What happens when internet users can’t go on Facebook? Some turn to other social media platforms to joke about it. A lot of them, it turns out, spend that time reading the news.
When Facebook experienced a 45-minute outage on Aug. 3 in many parts of the world, traffic to news websites sharply spiked, according to a data from Chartbeat, a firm used by many major news publishers to track traffic to their websites.
Chartbeat presented this data during the Online News Association conference last week, and it told Quartz it’s based on traffic to 4,000 websites in dozens of countries, with many of them in the US and UK. (The websites are Chartbeat clients.)
From the data, it appears that once Facebook went down, internet users went directly to news websites (for example, nytimes.com), or they searched for news (of any kind, including entertainment and sports) through Google or other search engines to replace their Facebook browsing fix.
In the past two years, Facebook has made several moves to downgrade the importance of news content on its platform, focusing instead on users’ interactions between family and friends. This hit news publishers hard, since they depend on traffic for advertising revenue. According to Chartbeat, traffic from Facebook to news publishers’ websites has fallen by 40% since January 2017.
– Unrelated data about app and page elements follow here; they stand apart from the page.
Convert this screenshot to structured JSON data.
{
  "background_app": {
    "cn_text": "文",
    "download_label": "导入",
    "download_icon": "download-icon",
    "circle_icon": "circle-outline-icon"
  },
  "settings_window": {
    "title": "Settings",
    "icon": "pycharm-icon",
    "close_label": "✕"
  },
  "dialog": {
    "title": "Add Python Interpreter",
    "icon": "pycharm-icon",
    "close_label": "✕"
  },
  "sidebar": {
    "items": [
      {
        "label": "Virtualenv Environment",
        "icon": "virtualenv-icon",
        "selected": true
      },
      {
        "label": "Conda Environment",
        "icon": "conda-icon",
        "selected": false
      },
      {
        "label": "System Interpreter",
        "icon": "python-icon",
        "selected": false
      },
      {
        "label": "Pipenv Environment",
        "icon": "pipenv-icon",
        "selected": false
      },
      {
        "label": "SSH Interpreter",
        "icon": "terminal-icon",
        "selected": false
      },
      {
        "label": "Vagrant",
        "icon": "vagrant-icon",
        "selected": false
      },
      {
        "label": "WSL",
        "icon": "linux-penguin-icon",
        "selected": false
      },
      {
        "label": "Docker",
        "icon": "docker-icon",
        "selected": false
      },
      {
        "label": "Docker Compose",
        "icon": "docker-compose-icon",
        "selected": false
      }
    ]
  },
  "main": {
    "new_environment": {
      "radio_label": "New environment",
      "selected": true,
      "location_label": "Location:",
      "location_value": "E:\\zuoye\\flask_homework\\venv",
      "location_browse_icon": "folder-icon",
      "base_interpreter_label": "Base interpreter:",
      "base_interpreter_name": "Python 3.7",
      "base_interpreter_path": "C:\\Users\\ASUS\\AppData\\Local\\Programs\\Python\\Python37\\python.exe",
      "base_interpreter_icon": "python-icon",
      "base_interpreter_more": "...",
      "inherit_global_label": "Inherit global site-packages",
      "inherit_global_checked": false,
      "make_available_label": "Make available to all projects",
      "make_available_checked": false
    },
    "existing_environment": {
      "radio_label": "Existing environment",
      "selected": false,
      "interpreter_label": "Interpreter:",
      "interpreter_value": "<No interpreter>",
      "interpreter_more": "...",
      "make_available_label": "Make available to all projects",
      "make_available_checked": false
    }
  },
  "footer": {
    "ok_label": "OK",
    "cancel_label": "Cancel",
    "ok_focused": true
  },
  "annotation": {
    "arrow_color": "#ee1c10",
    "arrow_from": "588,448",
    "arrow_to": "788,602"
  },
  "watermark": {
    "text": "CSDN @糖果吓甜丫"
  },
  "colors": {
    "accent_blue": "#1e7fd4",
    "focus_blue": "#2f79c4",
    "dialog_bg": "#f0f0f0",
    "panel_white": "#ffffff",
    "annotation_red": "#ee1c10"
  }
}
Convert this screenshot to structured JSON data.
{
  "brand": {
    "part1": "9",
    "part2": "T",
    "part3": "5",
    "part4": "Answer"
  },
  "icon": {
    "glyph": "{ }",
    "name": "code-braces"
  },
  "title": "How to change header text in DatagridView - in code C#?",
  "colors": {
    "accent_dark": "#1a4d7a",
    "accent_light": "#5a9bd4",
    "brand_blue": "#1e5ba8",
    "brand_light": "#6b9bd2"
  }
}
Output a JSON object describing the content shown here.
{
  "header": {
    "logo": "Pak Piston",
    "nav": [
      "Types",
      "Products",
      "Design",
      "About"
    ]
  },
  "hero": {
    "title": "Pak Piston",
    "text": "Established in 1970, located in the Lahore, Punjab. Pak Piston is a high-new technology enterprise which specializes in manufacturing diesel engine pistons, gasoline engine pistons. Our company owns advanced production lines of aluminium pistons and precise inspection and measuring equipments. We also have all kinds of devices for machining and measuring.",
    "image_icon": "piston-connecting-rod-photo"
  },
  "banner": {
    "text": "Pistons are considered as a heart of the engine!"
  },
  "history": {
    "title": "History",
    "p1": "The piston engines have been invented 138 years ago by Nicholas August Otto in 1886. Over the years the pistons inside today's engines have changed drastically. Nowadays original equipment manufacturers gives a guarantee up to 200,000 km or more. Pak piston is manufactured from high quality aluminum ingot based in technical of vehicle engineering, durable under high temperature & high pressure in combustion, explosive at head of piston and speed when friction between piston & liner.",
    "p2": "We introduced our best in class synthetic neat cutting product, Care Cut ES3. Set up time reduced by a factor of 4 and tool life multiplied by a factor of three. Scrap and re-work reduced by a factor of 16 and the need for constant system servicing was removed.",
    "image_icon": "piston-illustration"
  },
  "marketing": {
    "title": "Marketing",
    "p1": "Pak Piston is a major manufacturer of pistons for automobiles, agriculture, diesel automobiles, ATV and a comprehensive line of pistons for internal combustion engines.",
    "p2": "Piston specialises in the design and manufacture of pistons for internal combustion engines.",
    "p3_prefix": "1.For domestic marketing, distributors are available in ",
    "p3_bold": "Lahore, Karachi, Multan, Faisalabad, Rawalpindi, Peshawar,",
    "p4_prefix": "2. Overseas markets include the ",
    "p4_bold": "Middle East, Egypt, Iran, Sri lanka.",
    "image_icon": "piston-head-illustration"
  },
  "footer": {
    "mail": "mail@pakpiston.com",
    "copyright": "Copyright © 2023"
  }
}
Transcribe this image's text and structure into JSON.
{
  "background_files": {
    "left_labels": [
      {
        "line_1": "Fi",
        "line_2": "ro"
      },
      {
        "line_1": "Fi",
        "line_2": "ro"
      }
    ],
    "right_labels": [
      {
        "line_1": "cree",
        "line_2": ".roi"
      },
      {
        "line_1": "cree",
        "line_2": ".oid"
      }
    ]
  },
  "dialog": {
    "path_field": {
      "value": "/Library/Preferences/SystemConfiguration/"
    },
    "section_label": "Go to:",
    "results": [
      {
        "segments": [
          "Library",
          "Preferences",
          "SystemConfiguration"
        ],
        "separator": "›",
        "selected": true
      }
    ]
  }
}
Perhaps publishers will hope Facebook goes down more often in the future.